- [WHAT TO PRODUCE]:
Read through the data, and wherever a line holds the word "Click", write that line out.

+ + + + + + +

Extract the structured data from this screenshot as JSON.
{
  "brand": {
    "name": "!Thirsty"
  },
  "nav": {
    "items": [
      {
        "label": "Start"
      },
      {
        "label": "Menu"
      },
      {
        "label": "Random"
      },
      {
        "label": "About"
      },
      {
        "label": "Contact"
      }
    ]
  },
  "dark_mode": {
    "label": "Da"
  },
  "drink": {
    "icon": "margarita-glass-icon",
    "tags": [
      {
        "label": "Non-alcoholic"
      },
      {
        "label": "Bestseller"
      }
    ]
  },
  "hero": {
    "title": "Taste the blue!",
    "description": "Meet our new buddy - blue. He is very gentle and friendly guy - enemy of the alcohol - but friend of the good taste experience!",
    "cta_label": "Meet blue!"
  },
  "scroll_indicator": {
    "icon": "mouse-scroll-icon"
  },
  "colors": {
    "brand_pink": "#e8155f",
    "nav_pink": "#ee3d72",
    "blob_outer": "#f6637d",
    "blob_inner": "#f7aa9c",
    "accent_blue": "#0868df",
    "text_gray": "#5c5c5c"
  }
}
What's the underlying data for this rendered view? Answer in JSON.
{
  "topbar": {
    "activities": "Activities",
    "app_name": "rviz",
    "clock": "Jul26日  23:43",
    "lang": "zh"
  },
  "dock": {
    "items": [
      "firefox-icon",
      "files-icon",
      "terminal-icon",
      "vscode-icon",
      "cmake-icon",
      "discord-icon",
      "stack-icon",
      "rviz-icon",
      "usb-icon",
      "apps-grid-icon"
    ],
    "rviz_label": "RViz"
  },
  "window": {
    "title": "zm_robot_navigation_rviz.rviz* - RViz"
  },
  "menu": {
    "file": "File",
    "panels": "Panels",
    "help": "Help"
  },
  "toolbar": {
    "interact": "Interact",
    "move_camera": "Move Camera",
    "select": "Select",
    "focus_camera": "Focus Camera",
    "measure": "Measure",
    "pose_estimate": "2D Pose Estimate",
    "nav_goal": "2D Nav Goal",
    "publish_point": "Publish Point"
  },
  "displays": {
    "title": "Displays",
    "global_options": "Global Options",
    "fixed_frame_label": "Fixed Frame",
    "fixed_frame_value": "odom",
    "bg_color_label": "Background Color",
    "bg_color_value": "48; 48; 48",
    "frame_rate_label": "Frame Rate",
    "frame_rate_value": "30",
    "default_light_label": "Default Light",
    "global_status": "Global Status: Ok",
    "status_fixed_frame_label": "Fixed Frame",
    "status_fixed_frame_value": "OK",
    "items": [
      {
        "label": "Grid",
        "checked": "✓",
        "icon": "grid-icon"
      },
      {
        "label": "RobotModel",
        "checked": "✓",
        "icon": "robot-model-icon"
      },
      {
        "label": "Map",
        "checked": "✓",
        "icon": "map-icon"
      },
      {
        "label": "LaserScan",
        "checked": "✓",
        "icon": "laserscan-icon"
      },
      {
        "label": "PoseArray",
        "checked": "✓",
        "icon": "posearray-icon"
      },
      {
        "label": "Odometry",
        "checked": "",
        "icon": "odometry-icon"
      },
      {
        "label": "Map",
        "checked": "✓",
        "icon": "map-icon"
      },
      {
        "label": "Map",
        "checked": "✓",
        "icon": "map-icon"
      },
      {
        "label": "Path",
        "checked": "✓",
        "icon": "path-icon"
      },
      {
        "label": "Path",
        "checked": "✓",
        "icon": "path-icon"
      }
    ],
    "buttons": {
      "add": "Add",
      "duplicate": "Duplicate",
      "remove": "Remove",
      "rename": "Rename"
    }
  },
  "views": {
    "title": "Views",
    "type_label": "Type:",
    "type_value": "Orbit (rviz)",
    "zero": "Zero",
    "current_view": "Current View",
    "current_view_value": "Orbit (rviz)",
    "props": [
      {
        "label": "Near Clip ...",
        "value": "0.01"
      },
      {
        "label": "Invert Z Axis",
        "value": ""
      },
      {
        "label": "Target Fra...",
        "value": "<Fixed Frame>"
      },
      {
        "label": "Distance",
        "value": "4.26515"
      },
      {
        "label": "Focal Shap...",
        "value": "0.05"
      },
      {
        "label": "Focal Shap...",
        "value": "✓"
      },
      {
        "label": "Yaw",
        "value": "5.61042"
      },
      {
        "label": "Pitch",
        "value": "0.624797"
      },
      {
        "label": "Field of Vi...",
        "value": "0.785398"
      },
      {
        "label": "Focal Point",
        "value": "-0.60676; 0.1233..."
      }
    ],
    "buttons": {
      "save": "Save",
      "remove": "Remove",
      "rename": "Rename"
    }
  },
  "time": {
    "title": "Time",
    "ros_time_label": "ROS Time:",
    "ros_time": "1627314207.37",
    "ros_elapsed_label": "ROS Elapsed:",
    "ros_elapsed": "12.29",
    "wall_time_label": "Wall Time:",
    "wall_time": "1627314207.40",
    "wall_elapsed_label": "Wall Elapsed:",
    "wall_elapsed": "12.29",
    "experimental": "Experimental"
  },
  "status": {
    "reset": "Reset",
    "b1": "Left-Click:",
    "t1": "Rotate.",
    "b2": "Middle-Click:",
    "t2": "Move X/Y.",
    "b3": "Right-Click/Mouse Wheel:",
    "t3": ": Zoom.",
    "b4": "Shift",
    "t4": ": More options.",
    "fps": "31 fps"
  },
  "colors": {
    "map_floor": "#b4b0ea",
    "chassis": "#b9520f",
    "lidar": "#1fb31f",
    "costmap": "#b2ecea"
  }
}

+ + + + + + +

- [RESULT FOR THIS EXERCISE]:
    "b1": "Left-Click:",
    "b2": "Middle-Click:",
    "b3": "Right-Click/Mouse Wheel:",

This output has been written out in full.